§ Dataset items
_____

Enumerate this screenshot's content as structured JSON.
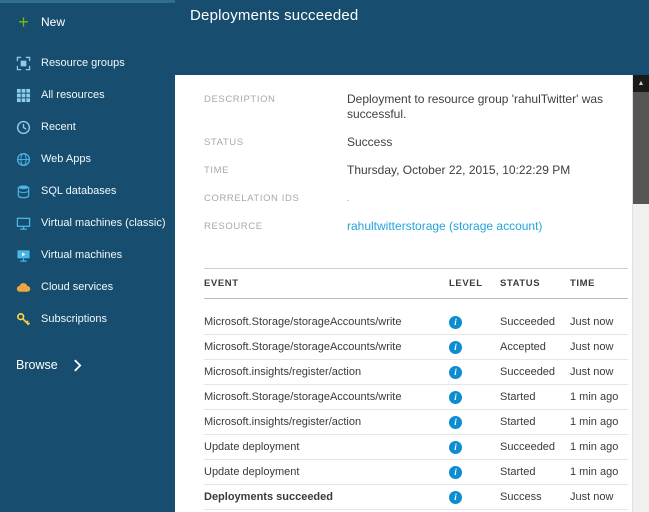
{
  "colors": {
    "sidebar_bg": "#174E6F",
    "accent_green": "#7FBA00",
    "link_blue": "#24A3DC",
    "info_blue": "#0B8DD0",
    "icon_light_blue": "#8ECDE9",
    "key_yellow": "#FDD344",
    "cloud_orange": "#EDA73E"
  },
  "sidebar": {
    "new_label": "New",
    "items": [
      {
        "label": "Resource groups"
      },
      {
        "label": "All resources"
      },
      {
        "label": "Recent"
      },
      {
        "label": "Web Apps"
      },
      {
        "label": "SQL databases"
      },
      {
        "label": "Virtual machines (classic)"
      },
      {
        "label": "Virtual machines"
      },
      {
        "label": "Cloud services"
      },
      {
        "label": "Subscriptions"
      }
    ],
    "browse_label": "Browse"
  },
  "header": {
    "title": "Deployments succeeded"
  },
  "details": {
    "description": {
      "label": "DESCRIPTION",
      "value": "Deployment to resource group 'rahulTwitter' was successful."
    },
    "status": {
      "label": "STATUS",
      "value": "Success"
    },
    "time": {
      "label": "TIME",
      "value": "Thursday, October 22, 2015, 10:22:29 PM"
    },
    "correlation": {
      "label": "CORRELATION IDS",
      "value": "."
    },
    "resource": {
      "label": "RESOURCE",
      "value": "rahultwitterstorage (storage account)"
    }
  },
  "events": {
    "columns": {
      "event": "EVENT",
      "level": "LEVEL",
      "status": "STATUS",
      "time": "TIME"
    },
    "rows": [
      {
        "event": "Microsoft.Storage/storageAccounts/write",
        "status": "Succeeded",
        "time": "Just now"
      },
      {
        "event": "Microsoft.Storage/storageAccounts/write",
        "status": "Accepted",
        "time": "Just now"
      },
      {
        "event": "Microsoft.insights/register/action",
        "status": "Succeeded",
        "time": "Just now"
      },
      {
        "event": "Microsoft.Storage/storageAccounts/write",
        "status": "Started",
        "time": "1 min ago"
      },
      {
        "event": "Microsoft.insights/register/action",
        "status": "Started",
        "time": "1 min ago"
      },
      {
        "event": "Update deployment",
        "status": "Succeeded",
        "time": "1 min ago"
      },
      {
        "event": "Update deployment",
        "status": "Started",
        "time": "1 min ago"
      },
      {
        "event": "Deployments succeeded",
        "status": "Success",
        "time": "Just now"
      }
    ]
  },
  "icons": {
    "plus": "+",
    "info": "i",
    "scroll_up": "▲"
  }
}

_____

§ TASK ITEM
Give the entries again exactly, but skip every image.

§ RESPONSE TO THIS EXERCISE
Enumerate this screenshot's content as structured JSON.
{
  "colors": {
    "sidebar_bg": "#174E6F",
    "accent_green": "#7FBA00",
    "link_blue": "#24A3DC",
    "info_blue": "#0B8DD0",
    "icon_light_blue": "#8ECDE9",
    "key_yellow": "#FDD344",
    "cloud_orange": "#EDA73E"
  },
  "sidebar": {
    "new_label": "New",
    "items": [
      {
        "label": "Resource groups"
      },
      {
        "label": "All resources"
      },
      {
        "label": "Recent"
      },
      {
        "label": "Web Apps"
      },
      {
        "label": "SQL databases"
      },
      {
        "label": "Virtual machines (classic)"
      },
      {
        "label": "Virtual machines"
      },
      {
        "label": "Cloud services"
      },
      {
        "label": "Subscriptions"
      }
    ],
    "browse_label": "Browse"
  },
  "header": {
    "title": "Deployments succeeded"
  },
  "details": {
    "description": {
      "label": "DESCRIPTION",
      "value": "Deployment to resource group 'rahulTwitter' was successful."
    },
    "status": {
      "label": "STATUS",
      "value": "Success"
    },
    "time": {
      "label": "TIME",
      "value": "Thursday, October 22, 2015, 10:22:29 PM"
    },
    "correlation": {
      "label": "CORRELATION IDS",
      "value": "."
    },
    "resource": {
      "label": "RESOURCE",
      "value": "rahultwitterstorage (storage account)"
    }
  },
  "events": {
    "columns": {
      "event": "EVENT",
      "level": "LEVEL",
      "status": "STATUS",
      "time": "TIME"
    },
    "rows": [
      {
        "event": "Microsoft.Storage/storageAccounts/write",
        "status": "Succeeded",
        "time": "Just now"
      },
      {
        "event": "Microsoft.Storage/storageAccounts/write",
        "status": "Accepted",
        "time": "Just now"
      },
      {
        "event": "Microsoft.insights/register/action",
        "status": "Succeeded",
        "time": "Just now"
      },
      {
        "event": "Microsoft.Storage/storageAccounts/write",
        "status": "Started",
        "time": "1 min ago"
      },
      {
        "event": "Microsoft.insights/register/action",
        "status": "Started",
        "time": "1 min ago"
      },
      {
        "event": "Update deployment",
        "status": "Succeeded",
        "time": "1 min ago"
      },
      {
        "event": "Update deployment",
        "status": "Started",
        "time": "1 min ago"
      },
      {
        "event": "Deployments succeeded",
        "status": "Success",
        "time": "Just now"
      }
    ]
  },
  "icons": {
    "plus": "+",
    "info": "i",
    "scroll_up": "▲"
  }
}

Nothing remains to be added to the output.